  2. The behemoth search engines may lose dominance.  Pinterest, a search engine disguised as a social media tool, is a hub for blogging information. This tool has helped many bloggers establish their presence, attracting leads which often convert to paying customers. Trivago is a search engine for finding hotels globally. Also, because of Google tracking, security conscious netizens have started browsing incognito and using track-free search engines, such as DuckDuckGo. Ultimately, search engines may diversify according to users’ requirements.
  3.  With increased security risks and cyber crime, cyber policing will take an increasingly prominent role. The existence of an internet underworld, off the police radar and a haven for crime and deviants of all kinds will ensure that the cyber police will be kept busy.
  4.  Internet education is required. Not just how to use social media tools or do html coding. There’s a need for education in how to stay safe online and keep one’s image positive. Bernadette John, the former Digital Professionalism Lead for Kings’ College, London, spent years teaching medical students how not to ruin their futures by misusing  social media pages. She guided the students to use social media to highlight their brand value. Photographs of drunken medical students, hula dancing on the beach, could have a detrimental effect on the same students' job prospects. There have been situations where excellent students couldn’t even get interviews just because they had the same name as another student on the same campus with a bad reputation. Mrs. John’s article on how to be on social media and remain employable should be compulsory reading for anyone learning the ropes of social media management. Youngsters can be indiscreet, without even realising. Mrs. John advises untagging from all unsuitable photos and leaving groups where potentially embarrassing views are expressed. All good sense. Who wants their future spoiled over a bit of youthful silliness?
  5. Apparently, the Internet of Things is almost upon us. We shall be unknowingly surrounded by objects which pick up our data such as our brand preferences. This information will be conveyed  to a distant intelligence gathering service and used for God knows what. What an invasion of privacy! I can feel a rebellion brewing. I can foresee a lot of people going 'off the grid' in protest. Who knows where that will lead?
Internet devices are evolving
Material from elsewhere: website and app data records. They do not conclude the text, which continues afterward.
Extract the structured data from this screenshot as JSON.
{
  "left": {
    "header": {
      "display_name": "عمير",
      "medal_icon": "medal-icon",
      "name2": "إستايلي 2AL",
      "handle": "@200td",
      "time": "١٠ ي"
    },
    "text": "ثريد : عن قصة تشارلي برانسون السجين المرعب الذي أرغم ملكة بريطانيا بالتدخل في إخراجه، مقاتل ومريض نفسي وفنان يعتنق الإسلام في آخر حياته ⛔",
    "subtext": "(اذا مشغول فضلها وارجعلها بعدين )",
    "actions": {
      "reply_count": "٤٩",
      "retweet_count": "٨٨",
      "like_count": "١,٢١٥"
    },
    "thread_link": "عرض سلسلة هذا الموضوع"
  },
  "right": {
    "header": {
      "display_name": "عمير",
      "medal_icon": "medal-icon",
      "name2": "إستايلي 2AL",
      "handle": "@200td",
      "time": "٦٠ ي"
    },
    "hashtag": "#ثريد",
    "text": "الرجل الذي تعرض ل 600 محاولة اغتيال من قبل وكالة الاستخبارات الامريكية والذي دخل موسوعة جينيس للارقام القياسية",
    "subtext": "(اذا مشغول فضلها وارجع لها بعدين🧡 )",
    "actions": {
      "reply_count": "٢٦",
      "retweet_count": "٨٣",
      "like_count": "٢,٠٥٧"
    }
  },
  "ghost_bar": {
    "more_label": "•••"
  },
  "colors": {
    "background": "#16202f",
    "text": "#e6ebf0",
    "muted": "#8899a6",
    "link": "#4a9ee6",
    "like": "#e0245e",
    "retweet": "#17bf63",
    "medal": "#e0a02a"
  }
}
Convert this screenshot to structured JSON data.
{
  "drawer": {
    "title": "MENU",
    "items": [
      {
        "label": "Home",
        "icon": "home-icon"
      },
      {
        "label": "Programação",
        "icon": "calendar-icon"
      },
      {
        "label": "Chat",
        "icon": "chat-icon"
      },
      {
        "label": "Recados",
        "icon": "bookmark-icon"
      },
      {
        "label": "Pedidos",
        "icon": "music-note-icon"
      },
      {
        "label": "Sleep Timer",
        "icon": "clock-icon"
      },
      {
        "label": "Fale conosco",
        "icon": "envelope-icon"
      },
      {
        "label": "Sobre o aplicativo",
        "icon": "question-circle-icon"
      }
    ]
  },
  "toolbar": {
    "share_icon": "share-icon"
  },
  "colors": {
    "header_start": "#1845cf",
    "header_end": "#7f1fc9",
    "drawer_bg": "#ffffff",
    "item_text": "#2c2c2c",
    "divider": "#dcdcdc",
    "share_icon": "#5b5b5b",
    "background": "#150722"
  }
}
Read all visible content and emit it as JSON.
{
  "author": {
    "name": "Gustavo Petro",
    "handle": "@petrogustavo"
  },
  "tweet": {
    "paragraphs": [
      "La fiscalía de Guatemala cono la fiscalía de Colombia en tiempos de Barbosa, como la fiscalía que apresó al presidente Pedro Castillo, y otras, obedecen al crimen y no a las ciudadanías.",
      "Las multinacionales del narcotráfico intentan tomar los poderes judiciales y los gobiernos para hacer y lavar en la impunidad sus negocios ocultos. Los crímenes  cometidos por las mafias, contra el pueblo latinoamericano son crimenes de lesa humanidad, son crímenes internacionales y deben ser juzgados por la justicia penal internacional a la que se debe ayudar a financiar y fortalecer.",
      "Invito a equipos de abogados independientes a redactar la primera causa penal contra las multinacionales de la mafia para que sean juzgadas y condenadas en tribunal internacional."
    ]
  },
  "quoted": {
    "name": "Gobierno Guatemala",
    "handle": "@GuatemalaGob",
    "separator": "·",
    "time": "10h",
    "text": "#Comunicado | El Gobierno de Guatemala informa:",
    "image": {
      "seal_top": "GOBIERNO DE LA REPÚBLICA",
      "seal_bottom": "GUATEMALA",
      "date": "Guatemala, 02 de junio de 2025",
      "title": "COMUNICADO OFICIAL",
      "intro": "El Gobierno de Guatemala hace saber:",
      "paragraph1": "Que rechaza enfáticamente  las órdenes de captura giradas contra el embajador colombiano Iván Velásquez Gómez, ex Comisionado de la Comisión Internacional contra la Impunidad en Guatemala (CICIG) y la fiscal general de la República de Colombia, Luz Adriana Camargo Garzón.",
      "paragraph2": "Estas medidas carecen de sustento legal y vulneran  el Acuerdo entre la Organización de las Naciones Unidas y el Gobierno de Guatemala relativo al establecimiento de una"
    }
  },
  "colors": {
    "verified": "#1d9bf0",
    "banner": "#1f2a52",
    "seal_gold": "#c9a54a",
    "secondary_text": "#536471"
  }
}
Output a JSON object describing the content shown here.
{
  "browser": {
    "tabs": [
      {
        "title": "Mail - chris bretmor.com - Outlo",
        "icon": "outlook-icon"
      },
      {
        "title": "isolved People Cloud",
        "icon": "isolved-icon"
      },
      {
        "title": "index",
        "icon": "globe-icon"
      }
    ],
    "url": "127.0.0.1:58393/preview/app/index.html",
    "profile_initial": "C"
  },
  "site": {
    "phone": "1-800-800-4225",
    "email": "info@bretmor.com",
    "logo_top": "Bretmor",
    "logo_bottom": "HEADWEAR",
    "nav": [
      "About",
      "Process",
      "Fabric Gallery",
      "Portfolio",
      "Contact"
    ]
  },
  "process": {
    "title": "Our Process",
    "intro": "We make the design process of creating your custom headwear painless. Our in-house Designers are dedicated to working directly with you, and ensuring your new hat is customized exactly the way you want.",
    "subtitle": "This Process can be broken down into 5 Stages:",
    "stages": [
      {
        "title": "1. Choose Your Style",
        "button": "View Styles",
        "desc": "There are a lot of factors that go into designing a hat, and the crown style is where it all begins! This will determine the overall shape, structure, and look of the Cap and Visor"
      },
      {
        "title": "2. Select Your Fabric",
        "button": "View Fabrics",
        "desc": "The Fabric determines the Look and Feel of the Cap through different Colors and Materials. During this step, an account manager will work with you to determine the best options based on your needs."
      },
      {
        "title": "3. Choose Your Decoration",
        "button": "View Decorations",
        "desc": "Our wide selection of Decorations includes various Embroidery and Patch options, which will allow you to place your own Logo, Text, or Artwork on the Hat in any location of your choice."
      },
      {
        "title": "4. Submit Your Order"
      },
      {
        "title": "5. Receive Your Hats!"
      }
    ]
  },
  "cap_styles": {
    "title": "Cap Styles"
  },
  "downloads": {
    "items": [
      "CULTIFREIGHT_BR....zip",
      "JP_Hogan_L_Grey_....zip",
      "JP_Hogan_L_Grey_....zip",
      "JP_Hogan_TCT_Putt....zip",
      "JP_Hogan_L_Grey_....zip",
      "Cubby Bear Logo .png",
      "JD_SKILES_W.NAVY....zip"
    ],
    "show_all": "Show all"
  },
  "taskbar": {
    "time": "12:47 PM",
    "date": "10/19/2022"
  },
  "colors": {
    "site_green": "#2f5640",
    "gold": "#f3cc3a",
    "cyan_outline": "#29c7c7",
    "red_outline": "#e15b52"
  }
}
Future Internet Technology

Initially, computers were required for internet access. Now, smartphones can do the job. Meanwhile, the tablet evolved, a type of smartphone/laptop combination. Even more sophisticated is the smartwatch. This is basically a wearable computer, even running mobile apps. There are endless possibilities for the evolution of internet devices. It will be interesting to see what manifestations appear in the future.

Latest Post

Writing Update

This month's project My most recent writing challenge sank without trace within days of starting. The time just wasn't 'write...